Once the soil warms up, towards the end of winter, try broad beans, cabbages, carrots, lettuce, onions, peas, peppers, potatoes, and silver beet.
To protect plants that are susceptible to the cold, an oily ragger recommends making mini green houses by cutting off the bottoms of 1.5 and 2 litre drink bottles. Place them over young plants and push them firmly into the ground. They not only protect young and tender plants against cold air but also against garden pests like slugs and snails – and rabbits!
Another oily ragger says they use a hinged window frame that they picked up for a very reasonable price (nothing!). They boxed it in to make it draft proof, but this works well on raised gardens (just lay the window frame over the sides of the raised garden).

Winter is also a good time to start making your own compost. A reader has a simple method. “To make rich compose, place lawn clippings, weeds and other garden waste into a big black plastic bag (such as a big garbage bag). Seal the bag and leave. Turn it once a week and after three months you will have good garden compost.”    

Another reader has four black plastic compost bins. They fill them with household scraps and clean garden weeds. When bin 1 is full, they start bin 2, etc. By the time bin 4 is full, bin 1 is ready to use. If there is any un-composted material they transfer it to one at the far end of the line, and put it through another “cycle” until it eventually breaks down.

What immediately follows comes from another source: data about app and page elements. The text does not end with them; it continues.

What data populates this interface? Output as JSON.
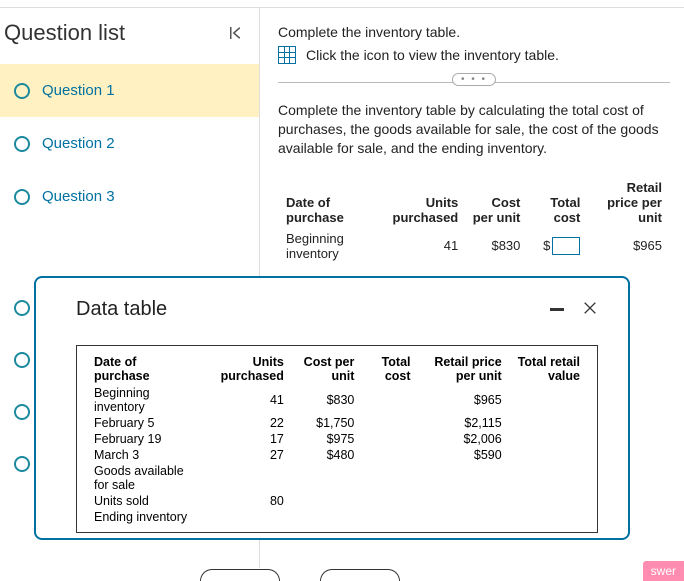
{
  "sidebar": {
    "title": "Question list",
    "items": [
      {
        "label": "Question 1"
      },
      {
        "label": "Question 2"
      },
      {
        "label": "Question 3"
      }
    ]
  },
  "content": {
    "instr_top": "Complete the inventory table.",
    "icon_hint": "Click the icon to view the inventory table.",
    "paragraph": "Complete the inventory table by calculating the total cost of purchases, the goods available for sale, the cost of the goods available for sale, and the ending inventory.",
    "headers": {
      "date": "Date of purchase",
      "units": "Units purchased",
      "cost_unit": "Cost per unit",
      "total_cost": "Total cost",
      "retail_unit": "Retail price per unit"
    },
    "row1": {
      "date": "Beginning inventory",
      "units": "41",
      "cost_unit": "$830",
      "total_cost_prefix": "$",
      "retail_unit": "$965"
    }
  },
  "modal": {
    "title": "Data table",
    "headers": {
      "date": "Date of purchase",
      "units": "Units purchased",
      "cost_unit": "Cost per unit",
      "total_cost": "Total cost",
      "retail_unit": "Retail price per unit",
      "total_retail": "Total retail value"
    },
    "rows": [
      {
        "date": "Beginning inventory",
        "units": "41",
        "cost_unit": "$830",
        "total_cost": "",
        "retail_unit": "$965",
        "total_retail": ""
      },
      {
        "date": "February 5",
        "units": "22",
        "cost_unit": "$1,750",
        "total_cost": "",
        "retail_unit": "$2,115",
        "total_retail": ""
      },
      {
        "date": "February 19",
        "units": "17",
        "cost_unit": "$975",
        "total_cost": "",
        "retail_unit": "$2,006",
        "total_retail": ""
      },
      {
        "date": "March 3",
        "units": "27",
        "cost_unit": "$480",
        "total_cost": "",
        "retail_unit": "$590",
        "total_retail": ""
      },
      {
        "date": "Goods available for sale",
        "units": "",
        "cost_unit": "",
        "total_cost": "",
        "retail_unit": "",
        "total_retail": ""
      },
      {
        "date": "Units sold",
        "units": "80",
        "cost_unit": "",
        "total_cost": "",
        "retail_unit": "",
        "total_retail": ""
      },
      {
        "date": "Ending inventory",
        "units": "",
        "cost_unit": "",
        "total_cost": "",
        "retail_unit": "",
        "total_retail": ""
      }
    ]
  },
  "footer_stub": "swer",
  "ellipsis": "• • •"
}
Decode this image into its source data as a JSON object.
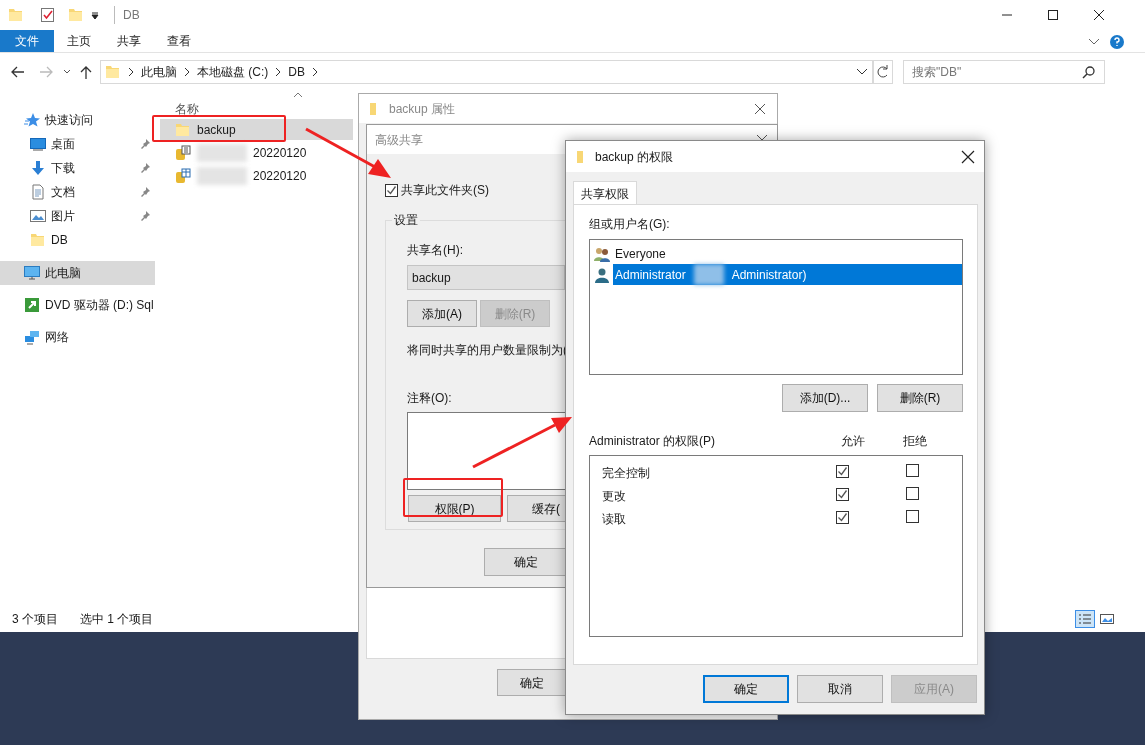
{
  "explorer": {
    "title": "DB",
    "ribbon_tabs": [
      {
        "label": "文件",
        "selected": true
      },
      {
        "label": "主页",
        "selected": false
      },
      {
        "label": "共享",
        "selected": false
      },
      {
        "label": "查看",
        "selected": false
      }
    ],
    "address_path": [
      "此电脑",
      "本地磁盘 (C:)",
      "DB"
    ],
    "search": {
      "placeholder": "搜索\"DB\""
    },
    "nav_items": [
      {
        "label": "快速访问",
        "kind": "star",
        "selected": false,
        "children": [
          {
            "label": "桌面",
            "kind": "desktop",
            "pinned": true
          },
          {
            "label": "下载",
            "kind": "download",
            "pinned": true
          },
          {
            "label": "文档",
            "kind": "document",
            "pinned": true
          },
          {
            "label": "图片",
            "kind": "pictures",
            "pinned": true
          },
          {
            "label": "DB",
            "kind": "folder",
            "pinned": false
          }
        ]
      },
      {
        "label": "此电脑",
        "kind": "computer",
        "selected": true
      },
      {
        "label": "DVD 驱动器 (D:) Sql",
        "kind": "dvd",
        "selected": false
      },
      {
        "label": "网络",
        "kind": "network",
        "selected": false
      }
    ],
    "column_header": "名称",
    "files": [
      {
        "name": "backup",
        "kind": "folder",
        "selected": true,
        "redacted": false
      },
      {
        "name": "20220120",
        "kind": "database",
        "selected": false,
        "redacted": true
      },
      {
        "name": "20220120",
        "kind": "table",
        "selected": false,
        "redacted": true
      }
    ],
    "status_bar": [
      "3 个项目",
      "选中 1 个项目"
    ]
  },
  "properties_dialog": {
    "title": "backup 属性",
    "ok": "确定"
  },
  "advanced_sharing_dialog": {
    "title": "高级共享",
    "share_checkbox": {
      "label": "共享此文件夹(S)",
      "checked": true
    },
    "group_title": "设置",
    "share_name_label": "共享名(H):",
    "share_name": "backup",
    "buttons": [
      {
        "label": "添加(A)",
        "disabled": false
      },
      {
        "label": "删除(R)",
        "disabled": true
      }
    ],
    "limit_text": "将同时共享的用户数量限制为(",
    "comment_label": "注释(O):",
    "permissions_button": "权限(P)",
    "cache_button": "缓存(",
    "ok": "确定"
  },
  "permissions_dialog": {
    "title": "backup 的权限",
    "tabs": [
      {
        "label": "共享权限",
        "selected": true
      }
    ],
    "principals_label": "组或用户名(G):",
    "principals": [
      {
        "name": "Everyone",
        "kind": "group",
        "selected": false,
        "redacted": false
      },
      {
        "name": "Administrator",
        "suffix": "Administrator)",
        "kind": "user",
        "selected": true,
        "redacted": true
      }
    ],
    "principal_buttons": [
      "添加(D)...",
      "删除(R)"
    ],
    "permissions_label": "Administrator 的权限(P)",
    "allow_header": "允许",
    "deny_header": "拒绝",
    "permissions": [
      {
        "name": "完全控制",
        "allow": true,
        "deny": false
      },
      {
        "name": "更改",
        "allow": true,
        "deny": false
      },
      {
        "name": "读取",
        "allow": true,
        "deny": false
      }
    ],
    "buttons": [
      {
        "label": "确定",
        "kind": "default",
        "disabled": false
      },
      {
        "label": "取消",
        "kind": "normal",
        "disabled": false
      },
      {
        "label": "应用(A)",
        "kind": "normal",
        "disabled": true
      }
    ]
  }
}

Oily raggers also have their own treasure trove of tips about manure. Here are some of the more “interesting” facts about the “science” of using manure in your garden.

  • Between 75 and 90 percent of the plant nutrients fed to animals are excreted in their manure. This is what makes it an excellent fertiliser.
  • Avoid manure from meat eaters as there is a risk of parasites or disease organisms being transmitted to humans.
  • Most manure is “hot” and must be composted before adding to the garden otherwise it will burn the plants. Cow pats are an exception and one of the best all-round manures. They are safe to apply liberally, especially when water is added to make a liquid fertiliser.
  • Rabbit manure has the highest concentrations of nutrients, followed by chicken, sheep, horse, and cow dung.
  • The best zoo doo is elephant dung – and it’s easy to pick up!

Well, there you go… who said manure was not interesting! Share your garden tips with others by going to the oily rag website and sending your in your tips.

* Frank and Muriel Newman are the authors of Living off the Smell of an Oily Rag in NZ. Readers can submit their oily rag tips on-line at The book is available from bookstores and online at